That was an idea early on when I was writing the initial draft. If anyone knows you are into birds, you will get the “crazy bird questions.” There are so many myths out there and people who refuse to visit places like Snopes.com. If I can debunk some bad bird myths, that’s great.
8. In the section The Bird-Watching Year, you go through the year month-by-month, describing what U.S. birdwatchers can expect in terms of birds and suggestions on where to go to get the “maximum amount of birds and enjoyment”. You list a LOT of bird festivals here! Have you been to each and every one of them? If yes, which is your favorite? If no, which one would you like to attend next?
One event I have not attended and would love to see is British Bird Fair to see the sheer mass of people and all the crazy birding product that’s offered.

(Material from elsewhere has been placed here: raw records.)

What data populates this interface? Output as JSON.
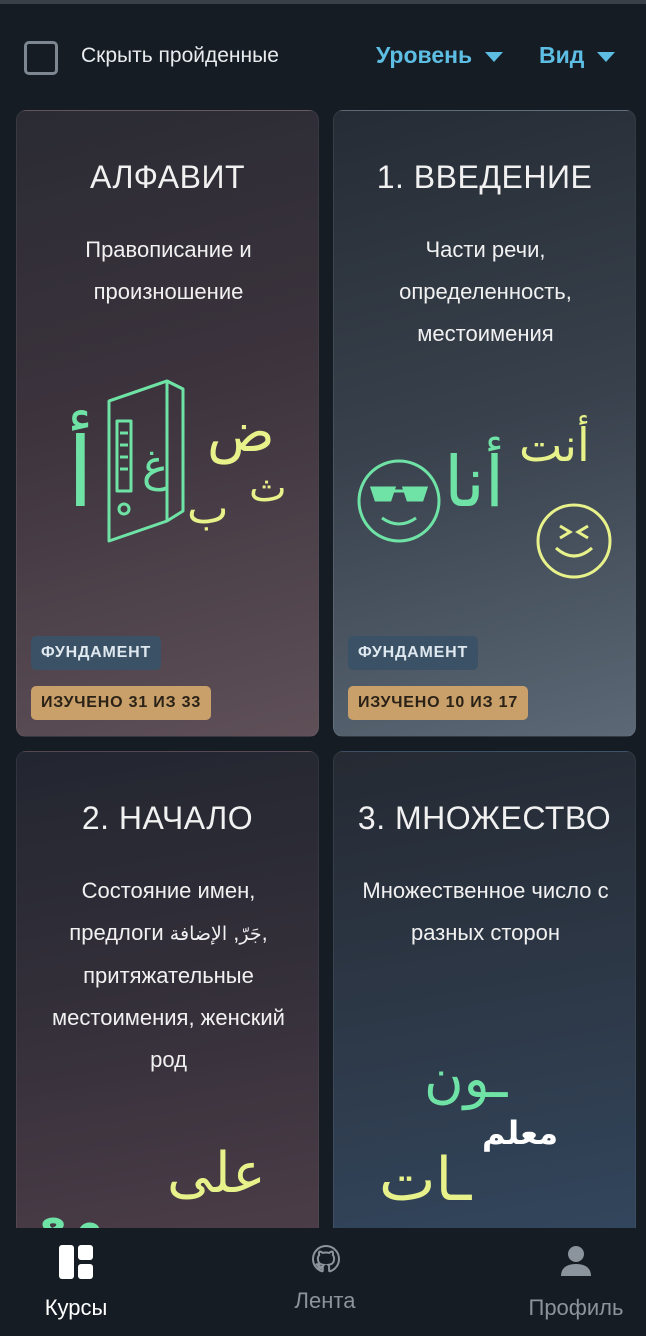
{
  "filters": {
    "hide_completed_label": "Скрыть пройденные",
    "hide_completed_checked": false,
    "level_label": "Уровень",
    "view_label": "Вид"
  },
  "courses": [
    {
      "title": "АЛФАВИТ",
      "subtitle": "Правописание и произношение",
      "art_letters": [
        "أ",
        "غ",
        "ض",
        "ث",
        "ب"
      ],
      "level": "ФУНДАМЕНТ",
      "progress": "ИЗУЧЕНО 31 ИЗ 33"
    },
    {
      "title": "1. ВВЕДЕНИЕ",
      "subtitle": "Части речи, определенность, местоимения",
      "art_words": [
        "أنا",
        "أنت"
      ],
      "level": "ФУНДАМЕНТ",
      "progress": "ИЗУЧЕНО 10 ИЗ 17"
    },
    {
      "title": "2. НАЧАЛО",
      "subtitle_part1": "Состояние имен, предлоги",
      "subtitle_ar1": "جَرّ",
      "subtitle_ar2": "الإضافة",
      "subtitle_part2": "притяжательные местоимения, женский род",
      "art_words": [
        "على",
        "مع"
      ]
    },
    {
      "title": "3. МНОЖЕСТВО",
      "subtitle": "Множественное число с разных сторон",
      "art_words": [
        "ـون",
        "معلم",
        "ـات"
      ]
    }
  ],
  "nav": {
    "courses": "Курсы",
    "feed": "Лента",
    "profile": "Профиль"
  },
  "colors": {
    "accent": "#5dbde3",
    "art_green": "#6fe3a6",
    "art_yellow": "#e8f28a",
    "progress_badge": "#c9a06a",
    "level_badge": "#3b5266"
  }
}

I travel a lot. I haven’t been to every single one, but I have been to most of them. I think my absolute favorite is the Rio Grande Valley Bird Festival in Harlingen, TX. I try to go to that one every year whether for work or fun. The birds are fantastic (Green Jays, are you kidding me?) and the people who run it are almost like family. It’s kind of a mini birder reunion, because so many people go back yard after year. Plus, it’s cheap to stay there and eat there and if you love authentic Mexican food, there’s plenty to be had. And there’s the possibility of 30 endemic species, not to mention what cool thing might zip up over the Mexican border. Everyone should go to the Rio Grande Valley Bird Fest at least once. If you’re only going to do one bird festival in your life, that’s the one to save up for.

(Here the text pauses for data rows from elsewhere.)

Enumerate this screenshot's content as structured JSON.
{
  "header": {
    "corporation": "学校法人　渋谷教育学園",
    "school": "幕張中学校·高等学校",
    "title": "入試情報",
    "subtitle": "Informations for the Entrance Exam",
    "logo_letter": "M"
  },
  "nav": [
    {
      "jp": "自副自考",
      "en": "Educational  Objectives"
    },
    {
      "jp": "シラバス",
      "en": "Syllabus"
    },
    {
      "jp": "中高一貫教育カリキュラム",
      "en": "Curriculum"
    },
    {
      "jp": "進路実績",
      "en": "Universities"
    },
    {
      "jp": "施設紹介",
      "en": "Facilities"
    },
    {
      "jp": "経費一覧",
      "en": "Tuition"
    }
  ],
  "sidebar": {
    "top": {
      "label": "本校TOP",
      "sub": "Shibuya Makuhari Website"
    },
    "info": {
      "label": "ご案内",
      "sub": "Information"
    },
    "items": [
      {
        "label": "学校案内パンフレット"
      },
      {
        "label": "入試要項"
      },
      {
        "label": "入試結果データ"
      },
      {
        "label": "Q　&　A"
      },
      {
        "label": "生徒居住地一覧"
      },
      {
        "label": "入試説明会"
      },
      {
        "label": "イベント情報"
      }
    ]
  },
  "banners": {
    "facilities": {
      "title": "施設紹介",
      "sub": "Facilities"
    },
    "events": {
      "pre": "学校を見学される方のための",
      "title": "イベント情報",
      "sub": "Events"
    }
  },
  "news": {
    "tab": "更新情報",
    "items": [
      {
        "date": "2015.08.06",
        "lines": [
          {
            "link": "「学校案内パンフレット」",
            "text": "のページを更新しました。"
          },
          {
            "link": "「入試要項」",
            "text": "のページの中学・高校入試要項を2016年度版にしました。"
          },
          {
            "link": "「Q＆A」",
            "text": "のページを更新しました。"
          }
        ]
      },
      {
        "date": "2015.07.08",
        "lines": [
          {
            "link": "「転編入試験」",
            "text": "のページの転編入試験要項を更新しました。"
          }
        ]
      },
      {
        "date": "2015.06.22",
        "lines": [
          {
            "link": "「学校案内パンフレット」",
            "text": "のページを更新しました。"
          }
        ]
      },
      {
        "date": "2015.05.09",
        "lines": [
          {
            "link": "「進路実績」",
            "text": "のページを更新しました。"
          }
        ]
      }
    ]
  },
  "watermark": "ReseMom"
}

My other two favorites would be the Detroit Lakes Festival of Birds in Minnesota because you can do three different biomes—one day it’s prairie (bobolinks, shorebirds and Henslow’s sparrows), the next boreal forest (black-backed woodpeckers and loons) and then load up on warblers in a deciduous hardwood forest. Space Coast Birding and Nature Festival in Florida is another good time—Florida. In January. Birding the beach—what more do you need to know?
9. I was surprised not to see any mention of birding blogs, even your own Birdchick.com, in the book (except for your bio). The Online Birding section talks about listservs , e-mail, local bird clubs, and the ABA. Have I somehow overlooked another section? If not, why the omission?
Most blogs are fleeting. There are very few that stand the test of time. Who knows if I’ll even be blogging 10 months from now? The platforms are constantly changing: Tumblr, Instagram, Facebook, Twitter, G+…everybody does it in their own way and they are easy enough to find if you know how to type the word “bird” in google.
10. Now that your first book has been published, what book is next? (It doesn’t have to be a bird book, does it?)
This is actually my third published book (not including two birding trail guides that I co-authored). My first book was based on what used to be a page of rabbit photos on the Birdchick webpage called Disapproving Rabbits. One day Harper Collins emailed and said, “We like this web page, can we give you some money and turn it into a book?” (the answer to that is always yes). I felt like a won the Internet Lottery, you create a page for fun, forget about it and then boom, here’s money. My second book was a regional bird attracting guide called City Birds/Country Birds.
So far, the rabbit book has proved to be the most financially successful. I’m curious if this book will match that.
My agent would like me to write a beekeeping book (I keep bees with author Neil Gaiman) but bees are my relaxation so I’m not sure if I want to turn them into work. I do have an outline for a peregrine falcon book…and a birder erotica book. We’ll see what happens.
1001 Secrets Every Birder Should Know: Tips and Trivia for the Backyard and Beyond
by Sharon Stiteler, forward by Bill Oddie.
Running Press, 296 pages, $20.00 (pap); kindle edition available, $9.99.